A proposal in Defra’s future farming policy consultation to decouple payments from land eligibility and cross compliance for the next few years is the kind of radical thinking the industry needs, says TFA chief executive George Dunn.
Consensus is a rare phenomenon in discussions around Brexit, however there is a confluence of opinion that whatever happens over the next few years, as a cohort, UK farm businesses need to change.
Tucked away in the Government’s health and harmony consultation there is a mechanism which, if used intelligently, could provide a significant catalyst to the sort of change required.
The consultation document floats the idea of making direct payments to farmers through the agricultural transition period, irrespective of the area farmed.
It goes further, suggesting there would be no requirement for the recipient to remain a farmer and the need for any land eligibility rules or cross compliance could be removed.

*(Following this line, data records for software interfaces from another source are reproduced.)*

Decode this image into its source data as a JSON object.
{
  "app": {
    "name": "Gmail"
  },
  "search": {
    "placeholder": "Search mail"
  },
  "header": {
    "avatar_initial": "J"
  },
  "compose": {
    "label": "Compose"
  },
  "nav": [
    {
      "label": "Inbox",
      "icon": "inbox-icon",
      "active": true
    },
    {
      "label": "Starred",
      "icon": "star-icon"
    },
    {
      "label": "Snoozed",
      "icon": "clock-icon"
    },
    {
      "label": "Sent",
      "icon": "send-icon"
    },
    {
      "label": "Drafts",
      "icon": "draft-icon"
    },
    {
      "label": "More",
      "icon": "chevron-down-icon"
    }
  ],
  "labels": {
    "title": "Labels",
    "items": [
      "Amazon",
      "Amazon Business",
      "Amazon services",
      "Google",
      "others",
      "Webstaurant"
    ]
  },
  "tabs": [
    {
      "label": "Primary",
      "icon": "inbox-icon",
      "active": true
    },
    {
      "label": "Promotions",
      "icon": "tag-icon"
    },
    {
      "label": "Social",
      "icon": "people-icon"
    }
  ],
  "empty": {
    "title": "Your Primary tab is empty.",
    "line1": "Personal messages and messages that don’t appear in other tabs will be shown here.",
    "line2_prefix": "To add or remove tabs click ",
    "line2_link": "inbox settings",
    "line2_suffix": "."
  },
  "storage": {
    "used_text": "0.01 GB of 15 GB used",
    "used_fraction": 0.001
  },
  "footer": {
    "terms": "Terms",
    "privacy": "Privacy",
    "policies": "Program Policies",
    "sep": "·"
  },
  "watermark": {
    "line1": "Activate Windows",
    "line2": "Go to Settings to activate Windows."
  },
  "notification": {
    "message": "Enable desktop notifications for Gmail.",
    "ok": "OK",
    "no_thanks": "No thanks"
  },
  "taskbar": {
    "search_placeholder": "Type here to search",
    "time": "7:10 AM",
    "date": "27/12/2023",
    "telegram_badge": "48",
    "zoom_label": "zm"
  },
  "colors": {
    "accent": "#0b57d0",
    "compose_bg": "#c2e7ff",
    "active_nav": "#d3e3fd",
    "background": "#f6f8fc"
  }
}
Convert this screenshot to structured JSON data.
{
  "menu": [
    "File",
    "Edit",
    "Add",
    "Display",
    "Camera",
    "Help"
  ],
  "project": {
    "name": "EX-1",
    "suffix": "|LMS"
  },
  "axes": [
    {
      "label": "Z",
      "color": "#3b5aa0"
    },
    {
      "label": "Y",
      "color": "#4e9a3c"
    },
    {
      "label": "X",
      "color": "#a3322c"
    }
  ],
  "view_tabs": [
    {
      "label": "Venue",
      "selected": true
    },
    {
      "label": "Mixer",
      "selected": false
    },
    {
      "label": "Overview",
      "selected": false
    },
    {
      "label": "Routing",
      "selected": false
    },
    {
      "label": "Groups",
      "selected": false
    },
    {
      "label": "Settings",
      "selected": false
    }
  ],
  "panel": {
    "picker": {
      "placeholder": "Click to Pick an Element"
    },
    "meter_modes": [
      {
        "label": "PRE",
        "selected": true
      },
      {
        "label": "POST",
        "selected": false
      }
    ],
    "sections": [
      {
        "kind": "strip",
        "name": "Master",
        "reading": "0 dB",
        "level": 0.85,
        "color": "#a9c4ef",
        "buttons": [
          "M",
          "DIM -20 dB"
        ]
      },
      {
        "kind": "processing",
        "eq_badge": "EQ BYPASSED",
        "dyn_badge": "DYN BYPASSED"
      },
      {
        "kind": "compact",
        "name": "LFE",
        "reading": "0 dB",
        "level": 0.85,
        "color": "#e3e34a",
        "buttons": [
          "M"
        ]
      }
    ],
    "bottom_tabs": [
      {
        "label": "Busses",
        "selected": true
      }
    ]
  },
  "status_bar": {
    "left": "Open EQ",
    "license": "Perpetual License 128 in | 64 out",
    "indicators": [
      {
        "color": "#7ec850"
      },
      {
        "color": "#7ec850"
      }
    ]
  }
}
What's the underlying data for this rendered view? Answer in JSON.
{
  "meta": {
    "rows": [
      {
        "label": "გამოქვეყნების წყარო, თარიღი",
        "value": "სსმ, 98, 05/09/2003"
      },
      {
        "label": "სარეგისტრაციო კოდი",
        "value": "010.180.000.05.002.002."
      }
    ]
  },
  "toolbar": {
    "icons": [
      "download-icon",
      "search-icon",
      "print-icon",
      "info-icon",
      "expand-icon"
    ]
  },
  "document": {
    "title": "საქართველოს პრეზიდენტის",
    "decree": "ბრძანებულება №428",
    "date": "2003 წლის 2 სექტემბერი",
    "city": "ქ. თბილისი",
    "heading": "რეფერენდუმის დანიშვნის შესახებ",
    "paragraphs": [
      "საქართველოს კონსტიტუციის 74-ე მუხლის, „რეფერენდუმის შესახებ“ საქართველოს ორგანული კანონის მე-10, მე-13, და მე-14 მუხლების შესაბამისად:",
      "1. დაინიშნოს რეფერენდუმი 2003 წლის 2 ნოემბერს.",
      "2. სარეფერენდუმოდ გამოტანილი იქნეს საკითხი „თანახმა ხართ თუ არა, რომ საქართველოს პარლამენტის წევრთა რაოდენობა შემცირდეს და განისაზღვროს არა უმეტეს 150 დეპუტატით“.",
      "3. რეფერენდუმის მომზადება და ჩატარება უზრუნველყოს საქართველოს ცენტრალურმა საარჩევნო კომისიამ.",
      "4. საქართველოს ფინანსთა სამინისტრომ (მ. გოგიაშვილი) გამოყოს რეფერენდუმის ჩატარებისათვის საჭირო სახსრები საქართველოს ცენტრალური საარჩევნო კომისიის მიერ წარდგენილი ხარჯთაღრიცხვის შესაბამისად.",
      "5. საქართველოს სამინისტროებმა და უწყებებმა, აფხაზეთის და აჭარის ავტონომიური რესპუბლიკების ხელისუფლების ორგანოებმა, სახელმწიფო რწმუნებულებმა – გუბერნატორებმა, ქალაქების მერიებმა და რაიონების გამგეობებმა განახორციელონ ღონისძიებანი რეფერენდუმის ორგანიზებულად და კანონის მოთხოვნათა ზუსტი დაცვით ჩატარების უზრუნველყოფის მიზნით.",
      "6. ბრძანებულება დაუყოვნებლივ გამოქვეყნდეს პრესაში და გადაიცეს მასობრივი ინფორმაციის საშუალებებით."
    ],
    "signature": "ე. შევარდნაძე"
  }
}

The payments would be based on what the applicant received in a reference period and recipients would be unrestricted in terms of how they would use the money.
This is indeed a radical idea but it is far from new. Agricultural economists as far back as the 1960s have advocated the use of fully decoupled compensation payments to facilitate reform in farm policies.
The idea had particular resonance in 1991 in a report commissioned by the Land-Use and Food Policy Inter-Group of the European Parliament authored by the renowned economist Stefan Tangermann.
Prof Tangermann proposed that rights to future compensation payments could be vested in a bond which could either be retained by the recipient of the bond or traded in financial markets for a capital sum.
This idea was taken no further then, but for such a time as this could have significant advantages.
A decoupled payment issued in the form of a bond, tradeable for a capital sum, could allow the recipient to use the capital receipt to assist with on-farm investment to help drive productivity and profitability, investment into on-farm diversified activity or investment off farm.
For tenant farmers, particularly those on older secure tenancies, a bond could also unlock the possibility of a housing solution for future retirement or, coupled with a payment for a tenancy surrender from a landlord, form part of a more immediate move into retirement.